The Valentine that never was?

As historians, we weave together stories from the evidence we have; we know that this evidence is only part of what there ever was, and that there are ‘gaps’ and ‘silences’. So we analyse what we have and look for evidence to fill these gaps. Over the summer and autumn months, we invited members of the public to tell us their story, and many did. We have gathered photographs, interviews and written testimonies, which we will be analysing and building on over the next few months. It was a wonderful privilege to be given such personal material and we have a responsibility to work carefully with it.

The value of oral histories, often accompanied by photographs, mementos and personal treasures, is that they allow a person to explain what was and is important to them. Building up this collection will provide us an unprecedented insight into marital and family life in 20th-century Scotland. But it raises questions about the hidden stories, and these are the ones we will also be thinking about in coming months. The hidden stories are the ones which, for many reasons, are not told or we do not know. The past disappears faster than we can catch hold of it, and with it, something of ourselves.

For some years, I have had in my possession a letter – very short, written on a small piece of parchment paper, undated. One of the recognitions from the project, albeit possibly an obvious one, is that – while policy discussion focuses on divorce and ‘broken’ families – the death of a spouse is still the most common reason for the end of a marriage. For the generation who were of marriageable age in both World Wars, death or loss of a suitor may have meant no opportunity to marry at all. The letter is from someone called Raymond to Jen; he writes – I kissed this when I sent it; I hope to kiss it again soon. And then he adds, in capitals – PS. FORGIVE ME.


The letter came into my possession when my great aunt died. The small letter was folded neatly in a small jewellery box, a box which was literally falling apart at the seam. In another small box, there was an RAF tie pin; there were also cufflinks and another tie pin in the shape of a horse shoe. One can only surmise that these belonged to Raymond.
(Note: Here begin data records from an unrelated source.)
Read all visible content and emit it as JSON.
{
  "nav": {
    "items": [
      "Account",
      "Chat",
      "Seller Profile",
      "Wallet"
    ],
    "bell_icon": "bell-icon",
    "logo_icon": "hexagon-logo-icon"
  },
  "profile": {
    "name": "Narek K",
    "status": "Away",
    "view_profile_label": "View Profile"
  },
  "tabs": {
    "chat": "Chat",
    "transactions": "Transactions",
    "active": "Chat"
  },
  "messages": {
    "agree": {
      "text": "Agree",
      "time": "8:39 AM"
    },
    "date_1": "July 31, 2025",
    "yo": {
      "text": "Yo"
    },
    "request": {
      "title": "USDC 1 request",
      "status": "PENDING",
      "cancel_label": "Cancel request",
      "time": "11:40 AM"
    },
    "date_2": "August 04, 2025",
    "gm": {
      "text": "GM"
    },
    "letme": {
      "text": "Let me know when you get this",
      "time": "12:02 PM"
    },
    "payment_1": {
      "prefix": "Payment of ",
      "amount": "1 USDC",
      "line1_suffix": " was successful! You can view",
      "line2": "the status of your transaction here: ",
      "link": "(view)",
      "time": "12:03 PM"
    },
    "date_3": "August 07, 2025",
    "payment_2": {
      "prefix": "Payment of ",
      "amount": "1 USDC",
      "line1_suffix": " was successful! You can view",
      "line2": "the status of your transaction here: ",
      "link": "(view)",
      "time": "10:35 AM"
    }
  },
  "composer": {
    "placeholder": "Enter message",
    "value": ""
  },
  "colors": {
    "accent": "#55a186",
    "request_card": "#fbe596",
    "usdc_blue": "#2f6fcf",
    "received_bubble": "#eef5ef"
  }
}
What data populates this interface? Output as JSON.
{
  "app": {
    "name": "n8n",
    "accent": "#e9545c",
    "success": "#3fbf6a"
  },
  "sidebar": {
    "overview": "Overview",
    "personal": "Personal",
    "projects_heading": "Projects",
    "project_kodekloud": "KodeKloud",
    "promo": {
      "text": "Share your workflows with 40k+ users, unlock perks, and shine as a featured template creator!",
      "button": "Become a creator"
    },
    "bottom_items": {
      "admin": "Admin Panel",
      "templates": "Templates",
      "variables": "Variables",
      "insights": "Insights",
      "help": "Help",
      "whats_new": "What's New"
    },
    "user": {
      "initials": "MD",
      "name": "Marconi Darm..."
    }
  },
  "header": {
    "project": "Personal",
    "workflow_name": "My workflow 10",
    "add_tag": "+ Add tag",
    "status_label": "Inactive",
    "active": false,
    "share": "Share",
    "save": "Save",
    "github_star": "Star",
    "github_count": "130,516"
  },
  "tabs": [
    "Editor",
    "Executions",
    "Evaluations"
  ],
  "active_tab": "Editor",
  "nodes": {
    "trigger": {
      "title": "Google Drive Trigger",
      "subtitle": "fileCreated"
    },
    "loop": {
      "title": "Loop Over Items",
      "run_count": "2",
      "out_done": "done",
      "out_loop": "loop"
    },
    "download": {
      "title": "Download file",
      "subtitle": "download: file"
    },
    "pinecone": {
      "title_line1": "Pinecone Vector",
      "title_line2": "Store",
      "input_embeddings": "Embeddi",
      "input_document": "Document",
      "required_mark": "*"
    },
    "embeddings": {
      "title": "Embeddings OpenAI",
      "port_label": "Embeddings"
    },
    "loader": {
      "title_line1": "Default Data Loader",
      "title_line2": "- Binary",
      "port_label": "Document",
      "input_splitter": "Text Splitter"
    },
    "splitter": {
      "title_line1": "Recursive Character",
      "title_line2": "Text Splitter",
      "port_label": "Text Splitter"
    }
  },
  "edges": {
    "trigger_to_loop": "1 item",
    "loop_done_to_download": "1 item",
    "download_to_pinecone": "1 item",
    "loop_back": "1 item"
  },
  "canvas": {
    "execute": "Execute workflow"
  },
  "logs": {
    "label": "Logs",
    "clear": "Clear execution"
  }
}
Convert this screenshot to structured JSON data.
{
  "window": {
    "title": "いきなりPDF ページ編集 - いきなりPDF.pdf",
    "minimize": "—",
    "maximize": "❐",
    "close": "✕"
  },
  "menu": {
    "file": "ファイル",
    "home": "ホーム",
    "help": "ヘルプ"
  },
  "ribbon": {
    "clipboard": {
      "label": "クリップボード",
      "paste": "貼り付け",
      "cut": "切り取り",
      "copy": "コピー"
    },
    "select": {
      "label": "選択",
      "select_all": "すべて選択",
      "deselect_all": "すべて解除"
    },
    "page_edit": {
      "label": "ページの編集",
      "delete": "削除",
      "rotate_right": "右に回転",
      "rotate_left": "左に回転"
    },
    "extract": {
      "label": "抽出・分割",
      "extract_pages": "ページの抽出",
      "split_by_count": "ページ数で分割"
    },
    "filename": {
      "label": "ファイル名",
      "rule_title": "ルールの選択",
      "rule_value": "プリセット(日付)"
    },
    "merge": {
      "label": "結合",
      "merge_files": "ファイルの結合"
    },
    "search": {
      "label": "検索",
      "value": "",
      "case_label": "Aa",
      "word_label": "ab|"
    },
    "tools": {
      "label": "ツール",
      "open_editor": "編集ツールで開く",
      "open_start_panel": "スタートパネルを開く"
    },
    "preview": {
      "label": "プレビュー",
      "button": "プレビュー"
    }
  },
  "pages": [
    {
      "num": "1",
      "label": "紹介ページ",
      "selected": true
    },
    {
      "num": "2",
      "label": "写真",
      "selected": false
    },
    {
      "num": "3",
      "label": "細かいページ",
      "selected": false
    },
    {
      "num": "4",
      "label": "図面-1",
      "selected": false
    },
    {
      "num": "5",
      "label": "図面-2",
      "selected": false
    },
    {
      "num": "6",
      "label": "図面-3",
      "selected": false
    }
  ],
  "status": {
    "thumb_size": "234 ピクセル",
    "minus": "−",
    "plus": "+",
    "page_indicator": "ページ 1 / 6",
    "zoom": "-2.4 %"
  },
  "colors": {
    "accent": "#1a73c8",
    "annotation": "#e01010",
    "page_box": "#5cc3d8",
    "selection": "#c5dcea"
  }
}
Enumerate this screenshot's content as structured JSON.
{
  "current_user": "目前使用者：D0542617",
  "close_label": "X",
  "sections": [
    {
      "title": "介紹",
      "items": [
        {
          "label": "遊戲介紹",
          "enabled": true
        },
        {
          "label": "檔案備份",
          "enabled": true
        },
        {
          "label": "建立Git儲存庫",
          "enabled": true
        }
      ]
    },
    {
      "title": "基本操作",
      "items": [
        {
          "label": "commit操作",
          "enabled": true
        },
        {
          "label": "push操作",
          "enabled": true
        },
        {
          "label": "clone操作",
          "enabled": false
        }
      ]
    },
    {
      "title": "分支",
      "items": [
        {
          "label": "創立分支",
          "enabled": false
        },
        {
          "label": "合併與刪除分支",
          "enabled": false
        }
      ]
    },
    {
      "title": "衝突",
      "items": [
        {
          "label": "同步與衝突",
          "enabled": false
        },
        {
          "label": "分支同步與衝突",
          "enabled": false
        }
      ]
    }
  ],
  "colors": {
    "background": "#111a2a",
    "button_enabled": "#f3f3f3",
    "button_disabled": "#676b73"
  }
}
I know nothing about Raymond; I know very little about Jen, aside from that she was my grandfather’s cousin, she was never married, and she was spoken about with affection. Generational and geographical distance and a fragmented family mean she was mostly a name and a face known briefly in my childhood. And yet, she knew and cared enough about me to make sure that something of her life came into my hands. And even though her possessions arrived in a supermarket carrier, somewhat crumpled and passed through several hands, there was, well-hidden in there, the letter that she had obviously kept and treasured for many decades until her death. And so it sits in my drawer, meaning at once nothing and everything in the world.

Jen’s story, that of women (and men) who loved and lost, is replicated many times over. It reminds us that it is not only the complete stories which make up the history of marriage, but the fragments too. Not only the whole families, but the ‘broken’ ones, and the ones that were never made. Because these too, speak in some way of love, of loss, and oftentimes, are to be just as much treasured.